RECORDS FOR THE TASK
———
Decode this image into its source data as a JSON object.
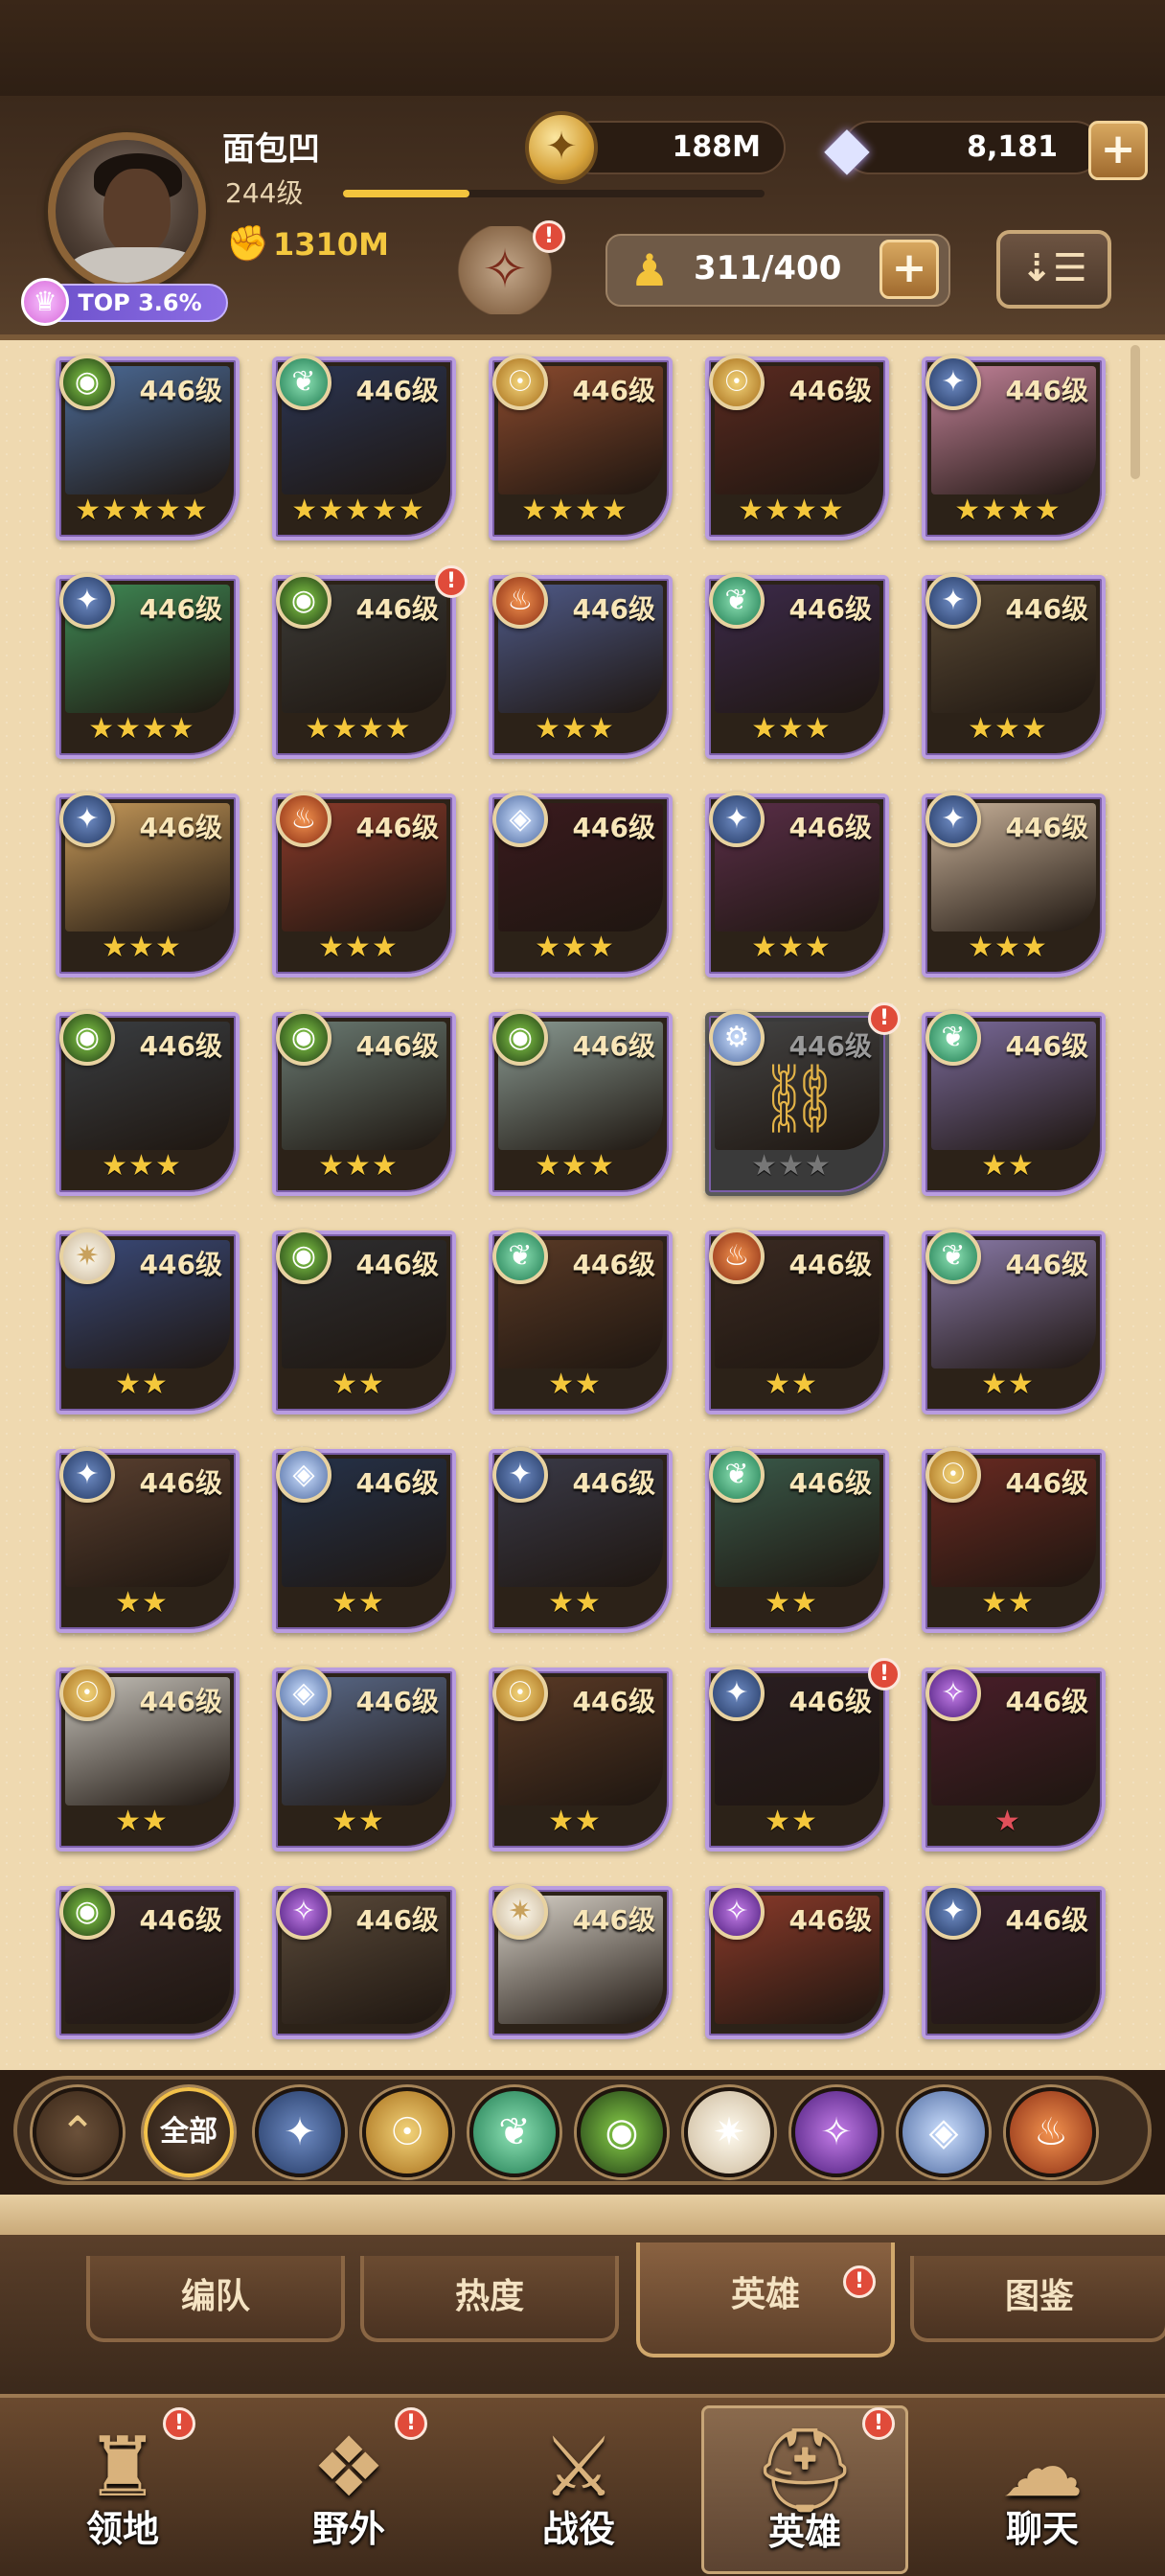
{
  "player": {
    "name": "面包凹",
    "level": "244级",
    "power": "1310M",
    "rank": "TOP 3.6%",
    "xp_fraction": 0.3
  },
  "currency": {
    "gold": "188M",
    "diamonds": "8,181"
  },
  "roster": {
    "count": "311/400"
  },
  "colors": {
    "accent_gold": "#f3c43d",
    "parchment": "#efd9b0",
    "frame_purple": "#b99ce0",
    "badge_red": "#e04b3a"
  },
  "heroes": [
    {
      "level": "446级",
      "stars": "★★★★★",
      "faction": "eye-icon",
      "art": "#4b6a96"
    },
    {
      "level": "446级",
      "stars": "★★★★★",
      "faction": "leaf-icon",
      "art": "#2b3552"
    },
    {
      "level": "446级",
      "stars": "★★★★",
      "faction": "gold-icon",
      "art": "#8a4a2e"
    },
    {
      "level": "446级",
      "stars": "★★★★",
      "faction": "gold-icon",
      "art": "#5a2a20"
    },
    {
      "level": "446级",
      "stars": "★★★★",
      "faction": "star-icon",
      "art": "#c4839a"
    },
    {
      "level": "446级",
      "stars": "★★★★",
      "faction": "star-icon",
      "art": "#3f8a55"
    },
    {
      "level": "446级",
      "stars": "★★★★",
      "faction": "eye-icon",
      "art": "#3b3a36"
    },
    {
      "level": "446级",
      "stars": "★★★",
      "faction": "fire-icon",
      "art": "#4f5a88"
    },
    {
      "level": "446级",
      "stars": "★★★",
      "faction": "leaf-icon",
      "art": "#3c2a4a"
    },
    {
      "level": "446级",
      "stars": "★★★",
      "faction": "star-icon",
      "art": "#5a4a36"
    },
    {
      "level": "446级",
      "stars": "★★★",
      "faction": "star-icon",
      "art": "#c79a5a"
    },
    {
      "level": "446级",
      "stars": "★★★",
      "faction": "fire-icon",
      "art": "#8a3a2a"
    },
    {
      "level": "446级",
      "stars": "★★★",
      "faction": "shield-icon",
      "art": "#3a1a1e"
    },
    {
      "level": "446级",
      "stars": "★★★",
      "faction": "star-icon",
      "art": "#5a2e48"
    },
    {
      "level": "446级",
      "stars": "★★★",
      "faction": "star-icon",
      "art": "#c9b29a"
    },
    {
      "level": "446级",
      "stars": "★★★",
      "faction": "eye-icon",
      "art": "#3a3e42"
    },
    {
      "level": "446级",
      "stars": "★★★",
      "faction": "eye-icon",
      "art": "#6a7a72"
    },
    {
      "level": "446级",
      "stars": "★★★",
      "faction": "eye-icon",
      "art": "#8a9a92"
    },
    {
      "level": "446级",
      "stars": "★★★",
      "faction": "lock-icon",
      "art": "#444444",
      "locked": true
    },
    {
      "level": "446级",
      "stars": "★★",
      "faction": "leaf-icon",
      "art": "#7a6a9a"
    },
    {
      "level": "446级",
      "stars": "★★",
      "faction": "light-icon",
      "art": "#3a4a7a"
    },
    {
      "level": "446级",
      "stars": "★★",
      "faction": "eye-icon",
      "art": "#2e2e30"
    },
    {
      "level": "446级",
      "stars": "★★",
      "faction": "leaf-icon",
      "art": "#5a3a26"
    },
    {
      "level": "446级",
      "stars": "★★",
      "faction": "fire-icon",
      "art": "#3a2a22"
    },
    {
      "level": "446级",
      "stars": "★★",
      "faction": "leaf-icon",
      "art": "#8a7aa8"
    },
    {
      "level": "446级",
      "stars": "★★",
      "faction": "star-icon",
      "art": "#5a4030"
    },
    {
      "level": "446级",
      "stars": "★★",
      "faction": "shield-icon",
      "art": "#25324a"
    },
    {
      "level": "446级",
      "stars": "★★",
      "faction": "star-icon",
      "art": "#3a3a48"
    },
    {
      "level": "446级",
      "stars": "★★",
      "faction": "leaf-icon",
      "art": "#3a5a4a"
    },
    {
      "level": "446级",
      "stars": "★★",
      "faction": "gold-icon",
      "art": "#6a2a22"
    },
    {
      "level": "446级",
      "stars": "★★",
      "faction": "gold-icon",
      "art": "#c6c2ba"
    },
    {
      "level": "446级",
      "stars": "★★",
      "faction": "shield-icon",
      "art": "#5a6a8a"
    },
    {
      "level": "446级",
      "stars": "★★",
      "faction": "gold-icon",
      "art": "#5a3a26"
    },
    {
      "level": "446级",
      "stars": "★★",
      "faction": "star-icon",
      "art": "#2a1e22"
    },
    {
      "level": "446级",
      "stars": "★",
      "faction": "void-icon",
      "art": "#4a1e2a"
    },
    {
      "level": "446级",
      "stars": "",
      "faction": "eye-icon",
      "art": "#3a2a2a"
    },
    {
      "level": "446级",
      "stars": "",
      "faction": "void-icon",
      "art": "#5a4a3a"
    },
    {
      "level": "446级",
      "stars": "",
      "faction": "light-icon",
      "art": "#d8d2c8"
    },
    {
      "level": "446级",
      "stars": "",
      "faction": "void-icon",
      "art": "#8a3a2a"
    },
    {
      "level": "446级",
      "stars": "",
      "faction": "star-icon",
      "art": "#3a2230"
    }
  ],
  "filters": {
    "all_label": "全部",
    "icons": [
      "star-icon",
      "gold-icon",
      "leaf-icon",
      "eye-icon",
      "light-icon",
      "void-icon",
      "shield-icon",
      "fire-icon"
    ]
  },
  "subtabs": [
    "编队",
    "热度",
    "英雄",
    "图鉴"
  ],
  "nav": [
    "领地",
    "野外",
    "战役",
    "英雄",
    "聊天"
  ]
}
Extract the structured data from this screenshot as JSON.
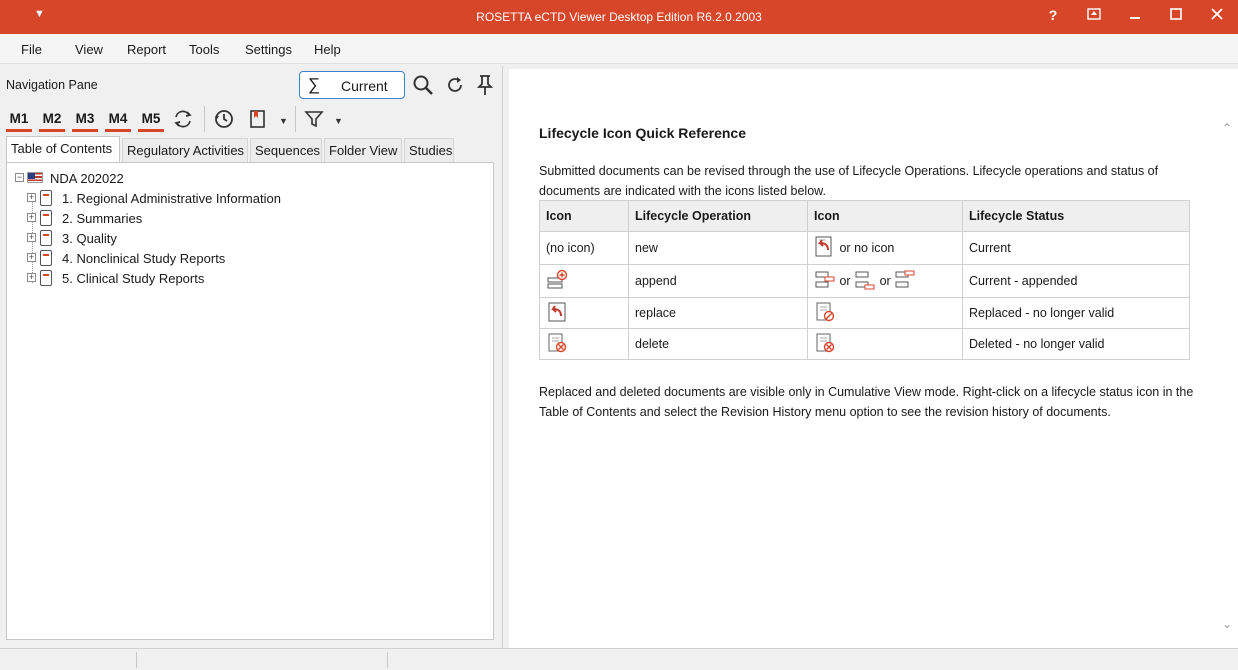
{
  "window": {
    "title": "ROSETTA eCTD Viewer Desktop Edition R6.2.0.2003",
    "help_label": "?"
  },
  "menu": {
    "items": [
      "File",
      "View",
      "Report",
      "Tools",
      "Settings",
      "Help"
    ]
  },
  "nav": {
    "title": "Navigation Pane",
    "view_mode": "Current",
    "module_buttons": [
      "M1",
      "M2",
      "M3",
      "M4",
      "M5"
    ],
    "tabs": [
      "Table of Contents",
      "Regulatory Activities",
      "Sequences",
      "Folder View",
      "Studies"
    ],
    "active_tab": "Table of Contents"
  },
  "tree": {
    "root": "NDA 202022",
    "items": [
      "1. Regional Administrative Information",
      "2. Summaries",
      "3. Quality",
      "4. Nonclinical Study Reports",
      "5. Clinical Study Reports"
    ]
  },
  "reference": {
    "title": "Lifecycle Icon Quick Reference",
    "intro": "Submitted documents can be revised through the use of Lifecycle Operations. Lifecycle operations and status of documents are indicated with the icons listed below.",
    "headers": [
      "Icon",
      "Lifecycle Operation",
      "Icon",
      "Lifecycle Status"
    ],
    "rows": [
      {
        "icon": "(no icon)",
        "operation": "new",
        "status_icon_note": "or no icon",
        "status": "Current"
      },
      {
        "icon": "",
        "operation": "append",
        "or1": "or",
        "or2": "or",
        "status": "Current - appended"
      },
      {
        "icon": "",
        "operation": "replace",
        "status": "Replaced - no longer valid"
      },
      {
        "icon": "",
        "operation": "delete",
        "status": "Deleted - no longer valid"
      }
    ],
    "outro": "Replaced and deleted documents are visible only in Cumulative View mode. Right-click on a lifecycle status icon in the Table of Contents and select the Revision History menu option to see the revision history of documents."
  },
  "colors": {
    "accent": "#d8462a",
    "focus_border": "#3b82c8"
  }
}
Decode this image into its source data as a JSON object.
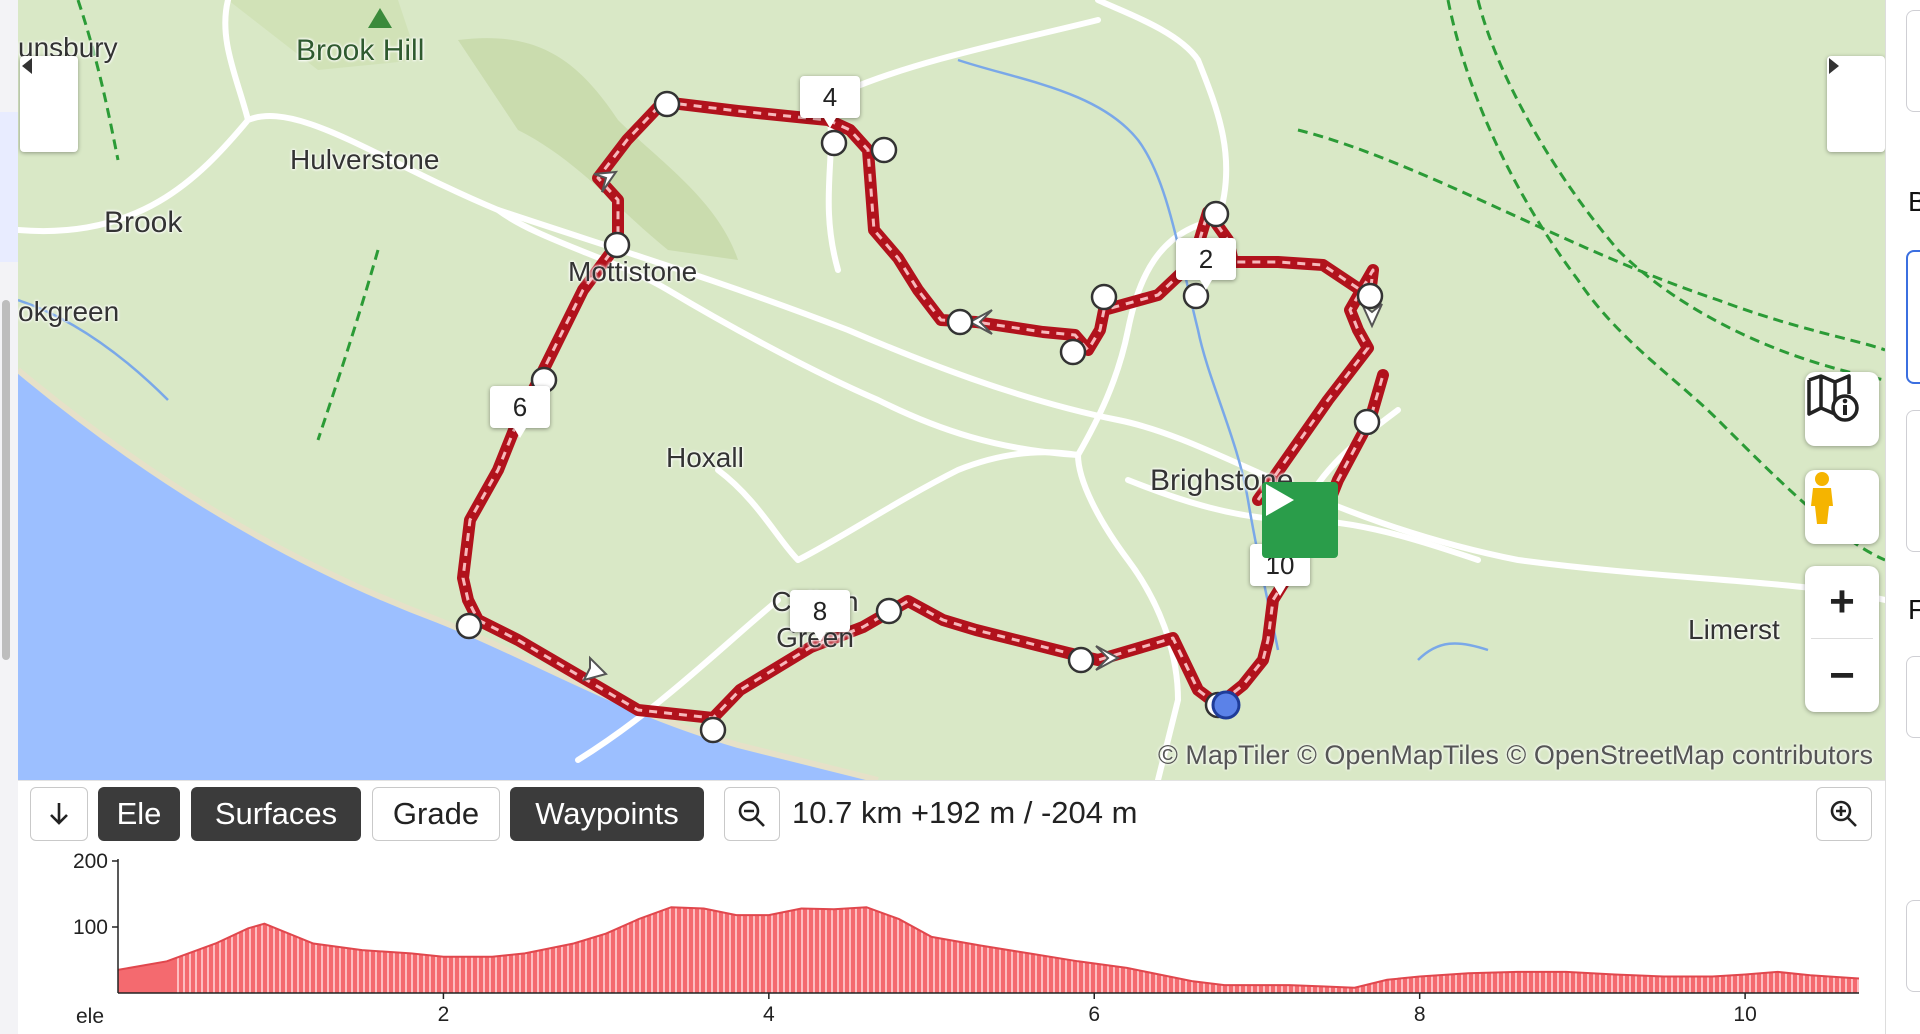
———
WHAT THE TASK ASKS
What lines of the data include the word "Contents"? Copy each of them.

EXERCISE RESULT
      "Table of Contents",
    "active_tab": "Table of Contents"
    "outro": "Replaced and deleted documents are visible only in Cumulative View mode. Right-click on a lifecycle status icon in the Table of Contents and select the Revision History menu option to see the revision history of documents."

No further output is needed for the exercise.